(Excerpted data Opens)
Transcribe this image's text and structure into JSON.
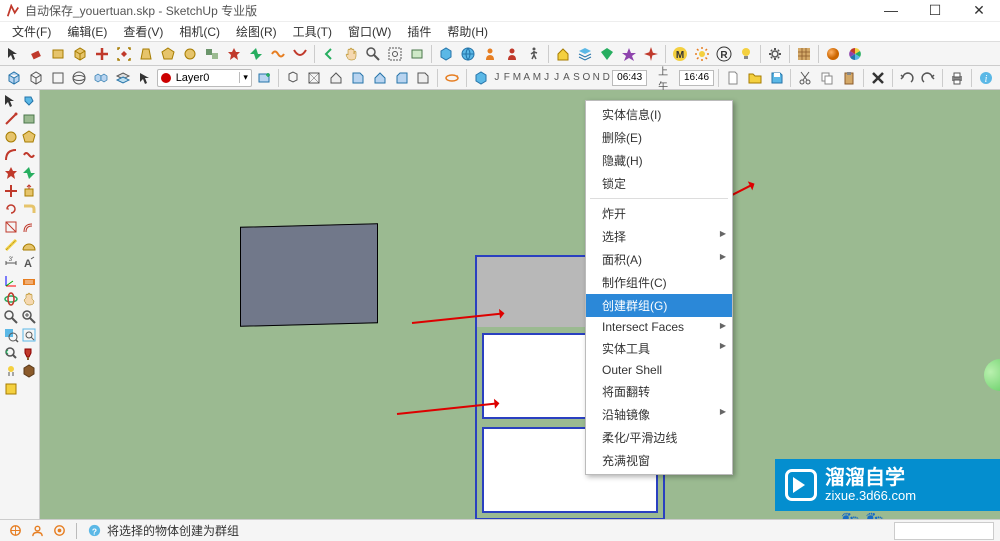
{
  "title": "自动保存_youertuan.skp - SketchUp 专业版",
  "win": {
    "min": "—",
    "max": "☐",
    "close": "✕"
  },
  "menu": [
    "文件(F)",
    "编辑(E)",
    "查看(V)",
    "相机(C)",
    "绘图(R)",
    "工具(T)",
    "窗口(W)",
    "插件",
    "帮助(H)"
  ],
  "layer": {
    "name": "Layer0"
  },
  "row2": {
    "letters": [
      "J",
      "F",
      "M",
      "A",
      "M",
      "J",
      "J",
      "A",
      "S",
      "O",
      "N",
      "D"
    ],
    "time1": "06:43",
    "ampm": "上午",
    "time2": "16:46"
  },
  "ctx": {
    "items1": [
      "实体信息(I)",
      "删除(E)",
      "隐藏(H)",
      "锁定"
    ],
    "bangkai": "炸开",
    "items2": [
      {
        "label": "选择",
        "sub": true
      },
      {
        "label": "面积(A)",
        "sub": true
      },
      {
        "label": "制作组件(C)",
        "sub": false
      },
      {
        "label": "创建群组(G)",
        "sub": false,
        "sel": true
      },
      {
        "label": "Intersect Faces",
        "sub": true
      },
      {
        "label": "实体工具",
        "sub": true
      },
      {
        "label": "Outer Shell",
        "sub": false
      },
      {
        "label": "将面翻转",
        "sub": false
      },
      {
        "label": "沿轴镜像",
        "sub": true
      },
      {
        "label": "柔化/平滑边线",
        "sub": false
      },
      {
        "label": "充满视窗",
        "sub": false
      }
    ]
  },
  "watermark": {
    "main": "溜溜自学",
    "sub": "zixue.3d66.com"
  },
  "status": {
    "text": "将选择的物体创建为群组"
  }
}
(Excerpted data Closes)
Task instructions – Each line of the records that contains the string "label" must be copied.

Reply to the exercise –
        "label": "选择",
        "label": "面积(A)",
        "label": "制作组件(C)",
        "label": "创建群组(G)",
        "label": "Intersect Faces",
        "label": "实体工具",
        "label": "Outer Shell",
        "label": "将面翻转",
        "label": "沿轴镜像",
        "label": "柔化/平滑边线",
        "label": "充满视窗",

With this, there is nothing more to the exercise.